Nestled in an isolated mountain region deep within the Balkans, Hatidze Muratova lives with her ailing mother in a village without roads, electricity or running water. She’s the last in a long line of Macedonian wild beekeepers, eking out a living farming honey in small batches to be sold in the closest city—a mere four hours’ walk away. Hatidze’s peaceful existence is shattered by the arrival of an itinerant family, with their roaring engines, seven rambunctious children and herd of cattle. It doesn’t take long however, before Hussein, the itinerant family’s patriarch, begins to sell his own honey. This provokes a conflict with Hatidze that exposes the fundamental tension between nature and humanity, harmony and discord, exploitation and sustainability. Even as the family provides a much-needed respite from Hatidze’s isolation and loneliness, her very means of survival are threatened.

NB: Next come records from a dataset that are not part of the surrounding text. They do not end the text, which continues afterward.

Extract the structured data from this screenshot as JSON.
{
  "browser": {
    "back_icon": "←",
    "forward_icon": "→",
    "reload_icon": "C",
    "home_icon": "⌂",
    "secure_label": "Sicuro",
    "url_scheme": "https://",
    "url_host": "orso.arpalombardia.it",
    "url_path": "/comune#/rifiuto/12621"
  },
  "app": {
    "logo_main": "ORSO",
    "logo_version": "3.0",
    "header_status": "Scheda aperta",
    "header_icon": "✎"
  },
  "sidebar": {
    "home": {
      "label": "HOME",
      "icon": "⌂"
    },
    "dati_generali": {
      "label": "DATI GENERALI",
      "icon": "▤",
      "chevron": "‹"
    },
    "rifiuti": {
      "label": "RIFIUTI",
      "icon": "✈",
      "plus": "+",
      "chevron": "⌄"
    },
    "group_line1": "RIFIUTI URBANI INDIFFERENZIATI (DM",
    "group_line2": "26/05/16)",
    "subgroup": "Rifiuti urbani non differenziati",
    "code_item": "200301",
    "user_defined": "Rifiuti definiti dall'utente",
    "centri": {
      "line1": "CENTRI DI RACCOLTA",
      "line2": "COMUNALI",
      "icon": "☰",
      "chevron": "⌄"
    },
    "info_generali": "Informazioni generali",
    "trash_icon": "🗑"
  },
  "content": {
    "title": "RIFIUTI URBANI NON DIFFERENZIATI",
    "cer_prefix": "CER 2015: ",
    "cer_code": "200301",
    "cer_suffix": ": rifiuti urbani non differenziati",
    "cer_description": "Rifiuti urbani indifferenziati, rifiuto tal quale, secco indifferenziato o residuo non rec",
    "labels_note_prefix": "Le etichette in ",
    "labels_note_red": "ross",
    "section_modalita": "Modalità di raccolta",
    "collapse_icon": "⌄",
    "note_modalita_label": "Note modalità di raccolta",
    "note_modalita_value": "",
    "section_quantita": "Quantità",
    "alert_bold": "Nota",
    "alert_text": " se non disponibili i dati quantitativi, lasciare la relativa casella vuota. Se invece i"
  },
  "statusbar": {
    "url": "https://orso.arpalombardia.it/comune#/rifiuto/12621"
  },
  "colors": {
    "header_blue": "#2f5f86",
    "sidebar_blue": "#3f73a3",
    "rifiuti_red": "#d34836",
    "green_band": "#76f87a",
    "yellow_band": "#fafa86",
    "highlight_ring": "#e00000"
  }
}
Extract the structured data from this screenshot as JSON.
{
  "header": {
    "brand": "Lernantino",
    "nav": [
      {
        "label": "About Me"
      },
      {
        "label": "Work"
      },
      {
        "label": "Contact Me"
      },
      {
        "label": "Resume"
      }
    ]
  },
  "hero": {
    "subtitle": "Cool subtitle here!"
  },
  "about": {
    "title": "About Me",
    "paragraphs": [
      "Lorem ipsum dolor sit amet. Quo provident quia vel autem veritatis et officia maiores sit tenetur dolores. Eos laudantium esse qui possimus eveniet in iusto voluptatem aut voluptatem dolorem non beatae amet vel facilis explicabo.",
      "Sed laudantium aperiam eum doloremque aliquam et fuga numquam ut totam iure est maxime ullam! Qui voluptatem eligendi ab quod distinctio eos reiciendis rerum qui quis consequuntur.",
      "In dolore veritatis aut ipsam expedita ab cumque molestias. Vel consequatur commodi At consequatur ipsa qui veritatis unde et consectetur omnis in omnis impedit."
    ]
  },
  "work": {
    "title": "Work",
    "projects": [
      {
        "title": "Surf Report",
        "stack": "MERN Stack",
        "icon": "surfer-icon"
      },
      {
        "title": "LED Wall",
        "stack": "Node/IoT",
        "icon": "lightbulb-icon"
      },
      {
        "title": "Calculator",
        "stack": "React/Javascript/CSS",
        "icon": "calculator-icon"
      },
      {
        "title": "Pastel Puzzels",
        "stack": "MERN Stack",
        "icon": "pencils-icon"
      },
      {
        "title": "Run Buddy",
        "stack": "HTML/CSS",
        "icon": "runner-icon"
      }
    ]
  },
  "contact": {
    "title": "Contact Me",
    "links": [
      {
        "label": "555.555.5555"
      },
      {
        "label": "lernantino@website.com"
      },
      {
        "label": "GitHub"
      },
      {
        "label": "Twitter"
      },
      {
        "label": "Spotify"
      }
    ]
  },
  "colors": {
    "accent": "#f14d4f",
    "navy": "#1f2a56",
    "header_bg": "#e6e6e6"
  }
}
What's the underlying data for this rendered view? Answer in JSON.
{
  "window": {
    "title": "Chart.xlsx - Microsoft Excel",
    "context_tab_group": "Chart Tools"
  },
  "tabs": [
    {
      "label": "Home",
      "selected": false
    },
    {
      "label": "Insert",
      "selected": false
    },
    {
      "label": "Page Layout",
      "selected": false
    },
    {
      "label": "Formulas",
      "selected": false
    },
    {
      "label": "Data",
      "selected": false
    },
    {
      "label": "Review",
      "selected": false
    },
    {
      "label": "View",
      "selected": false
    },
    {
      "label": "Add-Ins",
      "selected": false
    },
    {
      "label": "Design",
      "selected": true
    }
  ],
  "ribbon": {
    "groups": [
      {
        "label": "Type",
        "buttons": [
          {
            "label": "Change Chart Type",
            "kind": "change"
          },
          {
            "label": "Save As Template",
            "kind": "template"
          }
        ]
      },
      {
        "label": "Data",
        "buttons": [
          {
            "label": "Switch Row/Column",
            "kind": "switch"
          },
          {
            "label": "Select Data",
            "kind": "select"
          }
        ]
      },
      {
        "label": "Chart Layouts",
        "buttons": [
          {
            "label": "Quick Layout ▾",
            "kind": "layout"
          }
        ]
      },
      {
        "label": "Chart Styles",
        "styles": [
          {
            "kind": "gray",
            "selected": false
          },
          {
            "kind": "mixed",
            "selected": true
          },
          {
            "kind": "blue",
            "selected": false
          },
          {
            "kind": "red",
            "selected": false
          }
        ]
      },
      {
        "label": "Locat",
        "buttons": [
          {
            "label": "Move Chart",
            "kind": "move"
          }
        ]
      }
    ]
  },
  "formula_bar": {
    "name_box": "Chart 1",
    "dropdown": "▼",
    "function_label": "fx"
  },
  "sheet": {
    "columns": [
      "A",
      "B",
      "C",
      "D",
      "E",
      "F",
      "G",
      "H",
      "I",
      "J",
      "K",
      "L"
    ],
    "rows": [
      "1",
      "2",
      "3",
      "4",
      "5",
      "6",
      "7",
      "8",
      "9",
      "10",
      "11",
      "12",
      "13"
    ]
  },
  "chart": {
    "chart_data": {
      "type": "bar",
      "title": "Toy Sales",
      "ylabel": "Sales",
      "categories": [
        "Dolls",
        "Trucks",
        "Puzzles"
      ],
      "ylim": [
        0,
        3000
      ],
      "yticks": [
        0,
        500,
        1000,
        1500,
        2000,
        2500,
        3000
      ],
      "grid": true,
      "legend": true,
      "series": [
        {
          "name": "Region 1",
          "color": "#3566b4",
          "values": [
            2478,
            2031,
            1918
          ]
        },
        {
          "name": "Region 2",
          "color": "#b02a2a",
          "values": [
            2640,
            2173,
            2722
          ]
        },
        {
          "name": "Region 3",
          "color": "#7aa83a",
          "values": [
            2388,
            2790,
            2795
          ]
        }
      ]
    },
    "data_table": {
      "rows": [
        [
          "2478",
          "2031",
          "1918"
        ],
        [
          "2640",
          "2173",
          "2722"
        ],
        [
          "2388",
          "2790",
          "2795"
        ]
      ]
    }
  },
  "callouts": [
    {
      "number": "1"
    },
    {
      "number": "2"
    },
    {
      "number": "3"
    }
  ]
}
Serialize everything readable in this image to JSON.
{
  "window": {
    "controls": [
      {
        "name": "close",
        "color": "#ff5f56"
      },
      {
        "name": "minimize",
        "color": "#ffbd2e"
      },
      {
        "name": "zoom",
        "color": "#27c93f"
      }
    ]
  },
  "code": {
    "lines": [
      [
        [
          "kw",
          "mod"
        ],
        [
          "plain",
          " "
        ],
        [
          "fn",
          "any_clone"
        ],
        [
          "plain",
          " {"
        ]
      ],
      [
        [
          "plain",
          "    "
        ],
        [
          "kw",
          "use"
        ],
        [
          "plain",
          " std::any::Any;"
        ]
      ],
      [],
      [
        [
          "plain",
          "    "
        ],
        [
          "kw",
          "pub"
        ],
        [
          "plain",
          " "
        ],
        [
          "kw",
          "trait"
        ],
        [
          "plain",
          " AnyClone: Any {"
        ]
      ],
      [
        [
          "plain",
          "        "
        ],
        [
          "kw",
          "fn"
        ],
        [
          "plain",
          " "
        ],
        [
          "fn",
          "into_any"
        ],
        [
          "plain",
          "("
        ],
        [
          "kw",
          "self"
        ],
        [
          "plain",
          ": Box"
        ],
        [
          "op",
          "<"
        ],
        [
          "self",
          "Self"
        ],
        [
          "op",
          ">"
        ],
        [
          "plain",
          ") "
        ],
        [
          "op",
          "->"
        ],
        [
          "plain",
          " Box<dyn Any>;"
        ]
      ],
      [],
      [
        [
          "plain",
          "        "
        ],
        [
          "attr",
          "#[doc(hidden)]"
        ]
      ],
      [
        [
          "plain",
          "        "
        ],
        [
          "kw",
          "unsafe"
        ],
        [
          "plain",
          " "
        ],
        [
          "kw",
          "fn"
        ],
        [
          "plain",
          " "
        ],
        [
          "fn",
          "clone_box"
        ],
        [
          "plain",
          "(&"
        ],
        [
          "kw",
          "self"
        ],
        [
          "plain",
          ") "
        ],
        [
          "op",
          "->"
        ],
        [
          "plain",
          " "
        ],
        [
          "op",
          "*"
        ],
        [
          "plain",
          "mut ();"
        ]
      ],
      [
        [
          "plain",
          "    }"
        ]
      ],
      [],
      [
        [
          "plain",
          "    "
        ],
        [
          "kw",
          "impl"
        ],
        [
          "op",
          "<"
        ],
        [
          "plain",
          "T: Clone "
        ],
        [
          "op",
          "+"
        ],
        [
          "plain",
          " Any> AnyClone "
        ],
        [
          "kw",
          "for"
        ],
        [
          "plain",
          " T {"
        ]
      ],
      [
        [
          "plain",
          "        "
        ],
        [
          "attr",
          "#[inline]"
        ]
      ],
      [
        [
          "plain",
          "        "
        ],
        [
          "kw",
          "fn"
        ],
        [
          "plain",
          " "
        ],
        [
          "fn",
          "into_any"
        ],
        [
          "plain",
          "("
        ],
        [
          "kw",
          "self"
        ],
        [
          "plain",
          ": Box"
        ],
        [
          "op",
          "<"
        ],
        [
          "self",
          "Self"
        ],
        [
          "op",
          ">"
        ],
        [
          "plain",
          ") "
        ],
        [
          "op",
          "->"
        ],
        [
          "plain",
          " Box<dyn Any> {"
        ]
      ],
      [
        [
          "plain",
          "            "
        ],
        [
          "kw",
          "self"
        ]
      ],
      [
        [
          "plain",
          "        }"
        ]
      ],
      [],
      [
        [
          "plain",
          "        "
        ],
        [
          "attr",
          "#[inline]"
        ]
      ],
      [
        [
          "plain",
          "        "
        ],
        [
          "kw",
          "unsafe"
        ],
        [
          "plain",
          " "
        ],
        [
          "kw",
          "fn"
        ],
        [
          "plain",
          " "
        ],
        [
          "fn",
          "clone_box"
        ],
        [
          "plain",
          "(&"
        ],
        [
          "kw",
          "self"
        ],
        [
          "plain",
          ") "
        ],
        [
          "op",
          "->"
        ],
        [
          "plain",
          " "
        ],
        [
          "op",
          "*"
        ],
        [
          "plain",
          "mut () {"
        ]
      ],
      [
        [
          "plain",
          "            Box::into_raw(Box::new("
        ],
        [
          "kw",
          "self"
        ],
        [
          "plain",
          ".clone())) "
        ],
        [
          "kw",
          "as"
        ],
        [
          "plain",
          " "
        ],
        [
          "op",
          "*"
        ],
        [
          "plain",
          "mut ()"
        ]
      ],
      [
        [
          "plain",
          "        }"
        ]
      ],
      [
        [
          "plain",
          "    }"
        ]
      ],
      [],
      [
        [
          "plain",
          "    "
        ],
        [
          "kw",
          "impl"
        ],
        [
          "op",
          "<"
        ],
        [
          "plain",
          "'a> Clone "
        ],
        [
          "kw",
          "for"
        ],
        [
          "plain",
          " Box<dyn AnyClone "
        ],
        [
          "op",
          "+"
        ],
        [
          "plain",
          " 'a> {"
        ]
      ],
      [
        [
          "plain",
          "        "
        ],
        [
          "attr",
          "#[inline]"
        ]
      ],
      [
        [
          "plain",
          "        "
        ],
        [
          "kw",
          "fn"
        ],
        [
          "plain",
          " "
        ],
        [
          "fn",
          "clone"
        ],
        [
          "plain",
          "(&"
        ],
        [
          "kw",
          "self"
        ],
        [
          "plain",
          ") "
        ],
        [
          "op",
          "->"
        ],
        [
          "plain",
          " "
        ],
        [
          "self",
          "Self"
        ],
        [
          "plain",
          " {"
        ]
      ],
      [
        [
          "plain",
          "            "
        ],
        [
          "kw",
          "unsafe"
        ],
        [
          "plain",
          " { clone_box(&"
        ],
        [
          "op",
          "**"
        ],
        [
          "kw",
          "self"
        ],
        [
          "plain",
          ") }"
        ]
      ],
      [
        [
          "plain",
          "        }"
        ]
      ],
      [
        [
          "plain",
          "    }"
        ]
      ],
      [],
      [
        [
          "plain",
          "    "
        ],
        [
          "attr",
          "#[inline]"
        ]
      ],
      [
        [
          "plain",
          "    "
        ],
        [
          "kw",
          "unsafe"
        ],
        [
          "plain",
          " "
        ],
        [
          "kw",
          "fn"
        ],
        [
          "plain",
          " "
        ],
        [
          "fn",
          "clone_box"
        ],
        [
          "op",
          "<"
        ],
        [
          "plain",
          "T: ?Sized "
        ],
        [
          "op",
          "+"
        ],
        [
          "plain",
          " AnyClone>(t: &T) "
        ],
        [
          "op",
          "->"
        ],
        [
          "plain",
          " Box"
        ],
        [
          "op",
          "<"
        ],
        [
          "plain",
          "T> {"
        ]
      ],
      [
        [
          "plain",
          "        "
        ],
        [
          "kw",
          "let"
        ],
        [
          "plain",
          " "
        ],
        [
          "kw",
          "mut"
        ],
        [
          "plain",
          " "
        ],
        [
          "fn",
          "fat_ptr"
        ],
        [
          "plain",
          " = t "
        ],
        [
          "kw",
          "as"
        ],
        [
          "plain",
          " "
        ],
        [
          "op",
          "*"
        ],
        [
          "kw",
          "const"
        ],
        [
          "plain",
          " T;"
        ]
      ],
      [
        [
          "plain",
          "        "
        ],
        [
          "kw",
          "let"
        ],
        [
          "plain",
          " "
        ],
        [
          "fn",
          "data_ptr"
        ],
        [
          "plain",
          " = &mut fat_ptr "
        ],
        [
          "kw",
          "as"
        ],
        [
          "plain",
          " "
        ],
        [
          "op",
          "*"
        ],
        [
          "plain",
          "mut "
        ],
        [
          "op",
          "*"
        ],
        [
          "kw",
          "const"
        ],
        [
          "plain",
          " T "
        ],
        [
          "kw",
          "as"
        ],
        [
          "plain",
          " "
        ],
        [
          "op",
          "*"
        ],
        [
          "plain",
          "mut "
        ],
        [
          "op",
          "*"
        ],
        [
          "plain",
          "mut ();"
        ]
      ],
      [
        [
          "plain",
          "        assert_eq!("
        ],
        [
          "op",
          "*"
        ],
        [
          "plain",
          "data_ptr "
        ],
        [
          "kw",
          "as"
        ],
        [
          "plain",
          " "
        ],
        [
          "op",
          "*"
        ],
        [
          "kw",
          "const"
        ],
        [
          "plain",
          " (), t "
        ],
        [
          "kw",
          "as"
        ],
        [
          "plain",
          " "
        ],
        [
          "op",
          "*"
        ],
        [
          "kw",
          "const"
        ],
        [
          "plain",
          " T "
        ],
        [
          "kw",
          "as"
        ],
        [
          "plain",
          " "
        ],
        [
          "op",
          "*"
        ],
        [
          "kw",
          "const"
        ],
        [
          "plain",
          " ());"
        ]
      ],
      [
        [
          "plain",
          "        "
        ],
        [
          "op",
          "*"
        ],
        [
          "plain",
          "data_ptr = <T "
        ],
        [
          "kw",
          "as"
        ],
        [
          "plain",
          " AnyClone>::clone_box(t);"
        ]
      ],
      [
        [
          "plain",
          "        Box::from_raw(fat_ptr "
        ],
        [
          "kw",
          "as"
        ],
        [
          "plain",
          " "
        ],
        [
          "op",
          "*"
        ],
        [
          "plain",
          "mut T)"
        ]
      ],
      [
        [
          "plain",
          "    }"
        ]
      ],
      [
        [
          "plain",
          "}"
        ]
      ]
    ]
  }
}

“Stefanov and Kotevska have done more than record the rhythms and textures of rural life. They have shaped their observations… into a luminous neorealist fable, a sad and stirring tale of struggle, persistence and change.” — A.O. Scott, New York Times
“This elegant film… begins as the intimate portrait of a beekeeper who makes famously good honey, and then expands to become something of a parable.” — John Powers, NPR
“Honeyland swarms with difficult, ancient truths about parents, children, greed, respect, and the need for husbandry.” — Anthony Lane, New Yorker
Tamara Kotevska, Ljubomir Stefanov
Hatidze Muratova, Nazife Muratova, Hussein Sam, Ljutvie Sam
Turkish, Macedonian, Serbo-Croatian
Republic of Macedonia